Aim of the task:
Scan the entries below. List each line with "community".
[Start of section]
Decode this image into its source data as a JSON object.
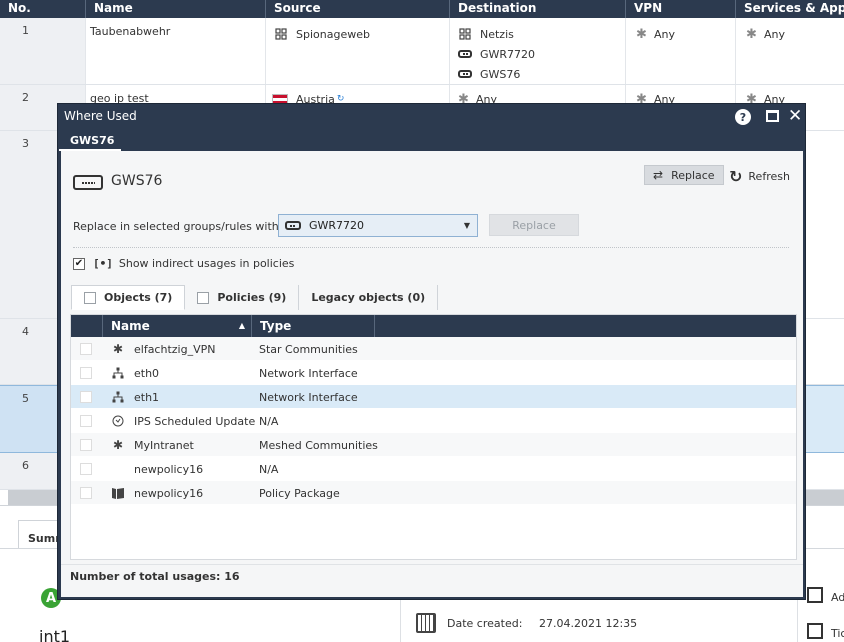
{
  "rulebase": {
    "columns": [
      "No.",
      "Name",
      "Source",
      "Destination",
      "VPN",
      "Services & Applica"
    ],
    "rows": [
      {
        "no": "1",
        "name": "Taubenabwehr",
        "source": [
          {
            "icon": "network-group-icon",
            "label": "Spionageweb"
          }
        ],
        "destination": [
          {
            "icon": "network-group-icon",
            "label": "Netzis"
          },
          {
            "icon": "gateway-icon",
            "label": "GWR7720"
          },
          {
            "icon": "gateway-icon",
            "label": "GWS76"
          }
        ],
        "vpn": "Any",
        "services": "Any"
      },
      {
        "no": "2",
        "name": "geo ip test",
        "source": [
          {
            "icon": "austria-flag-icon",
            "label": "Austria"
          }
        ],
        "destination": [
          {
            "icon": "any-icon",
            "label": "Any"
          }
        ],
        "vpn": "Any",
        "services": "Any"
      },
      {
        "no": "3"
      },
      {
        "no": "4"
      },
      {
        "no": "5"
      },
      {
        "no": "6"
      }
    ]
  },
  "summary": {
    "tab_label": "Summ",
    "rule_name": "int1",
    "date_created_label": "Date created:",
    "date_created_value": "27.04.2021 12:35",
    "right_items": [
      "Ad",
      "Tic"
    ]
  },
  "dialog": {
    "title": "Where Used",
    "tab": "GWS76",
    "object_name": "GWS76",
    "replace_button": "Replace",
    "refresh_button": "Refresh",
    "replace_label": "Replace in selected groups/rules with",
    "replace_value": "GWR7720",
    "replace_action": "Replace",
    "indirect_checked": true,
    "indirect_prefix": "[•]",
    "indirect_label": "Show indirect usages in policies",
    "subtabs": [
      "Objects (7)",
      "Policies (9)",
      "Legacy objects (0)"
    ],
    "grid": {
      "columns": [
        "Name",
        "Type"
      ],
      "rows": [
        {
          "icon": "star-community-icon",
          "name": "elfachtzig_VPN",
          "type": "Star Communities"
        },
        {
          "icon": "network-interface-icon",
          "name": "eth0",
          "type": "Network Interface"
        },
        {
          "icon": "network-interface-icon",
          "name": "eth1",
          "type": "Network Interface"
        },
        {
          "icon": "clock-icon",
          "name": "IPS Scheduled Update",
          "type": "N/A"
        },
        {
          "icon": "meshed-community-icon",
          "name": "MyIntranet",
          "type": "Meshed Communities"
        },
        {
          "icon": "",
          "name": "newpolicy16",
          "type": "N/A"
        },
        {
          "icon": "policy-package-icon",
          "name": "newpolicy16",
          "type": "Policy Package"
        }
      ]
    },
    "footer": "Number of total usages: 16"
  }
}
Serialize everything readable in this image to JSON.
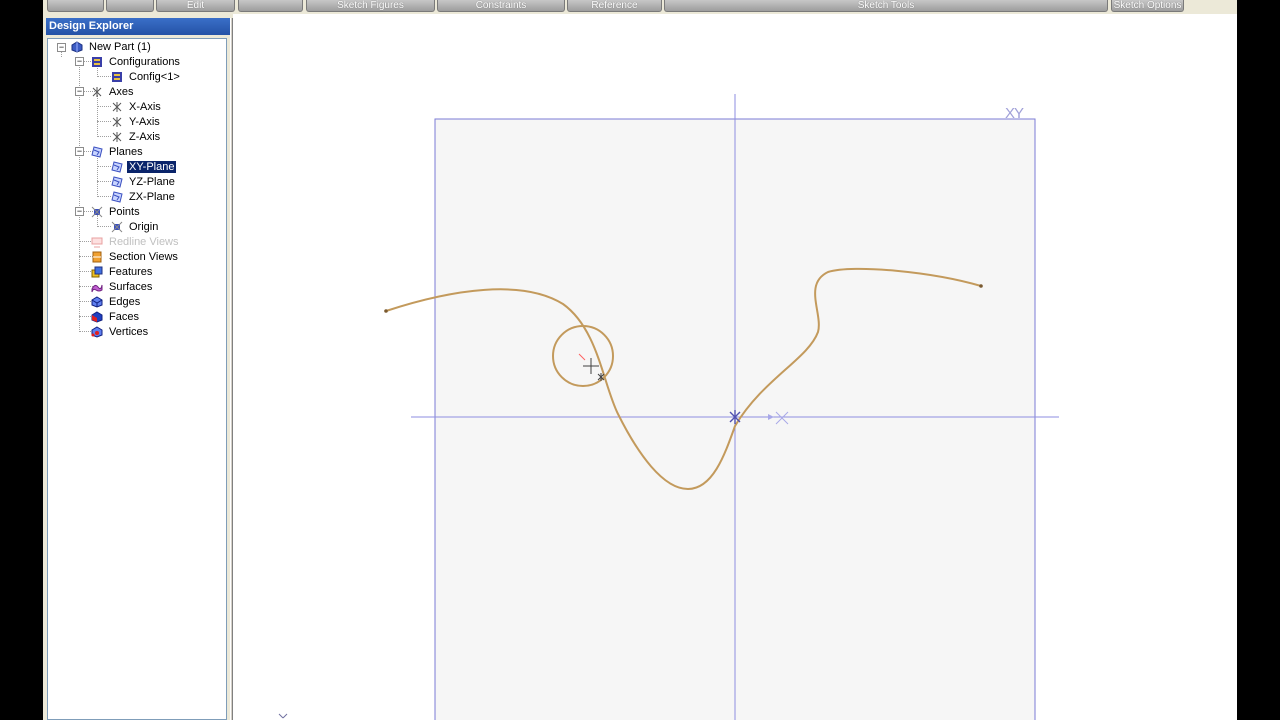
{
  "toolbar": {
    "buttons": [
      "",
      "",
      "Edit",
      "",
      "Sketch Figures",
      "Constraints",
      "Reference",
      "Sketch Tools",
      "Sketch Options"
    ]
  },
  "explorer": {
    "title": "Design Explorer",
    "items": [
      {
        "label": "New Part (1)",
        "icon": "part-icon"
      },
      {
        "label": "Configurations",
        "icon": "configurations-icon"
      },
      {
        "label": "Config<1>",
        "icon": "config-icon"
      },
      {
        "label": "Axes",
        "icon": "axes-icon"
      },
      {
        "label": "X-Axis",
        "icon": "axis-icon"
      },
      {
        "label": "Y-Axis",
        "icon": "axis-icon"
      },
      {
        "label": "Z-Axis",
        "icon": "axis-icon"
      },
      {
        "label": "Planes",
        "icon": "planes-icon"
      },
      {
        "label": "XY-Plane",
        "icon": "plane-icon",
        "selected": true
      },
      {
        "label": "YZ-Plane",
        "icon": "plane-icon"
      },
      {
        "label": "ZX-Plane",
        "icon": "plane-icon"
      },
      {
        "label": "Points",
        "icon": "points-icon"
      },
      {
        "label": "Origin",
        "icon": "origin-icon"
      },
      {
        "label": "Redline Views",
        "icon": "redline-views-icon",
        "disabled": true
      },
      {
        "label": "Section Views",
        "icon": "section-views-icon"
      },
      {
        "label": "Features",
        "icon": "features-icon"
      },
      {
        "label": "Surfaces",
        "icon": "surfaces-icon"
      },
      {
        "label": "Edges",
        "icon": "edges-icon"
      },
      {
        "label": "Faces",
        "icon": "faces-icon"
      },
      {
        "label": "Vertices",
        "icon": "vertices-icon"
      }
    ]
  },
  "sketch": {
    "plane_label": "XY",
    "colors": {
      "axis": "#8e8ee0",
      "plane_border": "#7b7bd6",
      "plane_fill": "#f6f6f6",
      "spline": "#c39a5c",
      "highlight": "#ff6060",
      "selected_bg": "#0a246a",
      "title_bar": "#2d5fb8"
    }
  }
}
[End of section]
Final answer:
          "icon": "star-community-icon",
          "icon": "meshed-community-icon",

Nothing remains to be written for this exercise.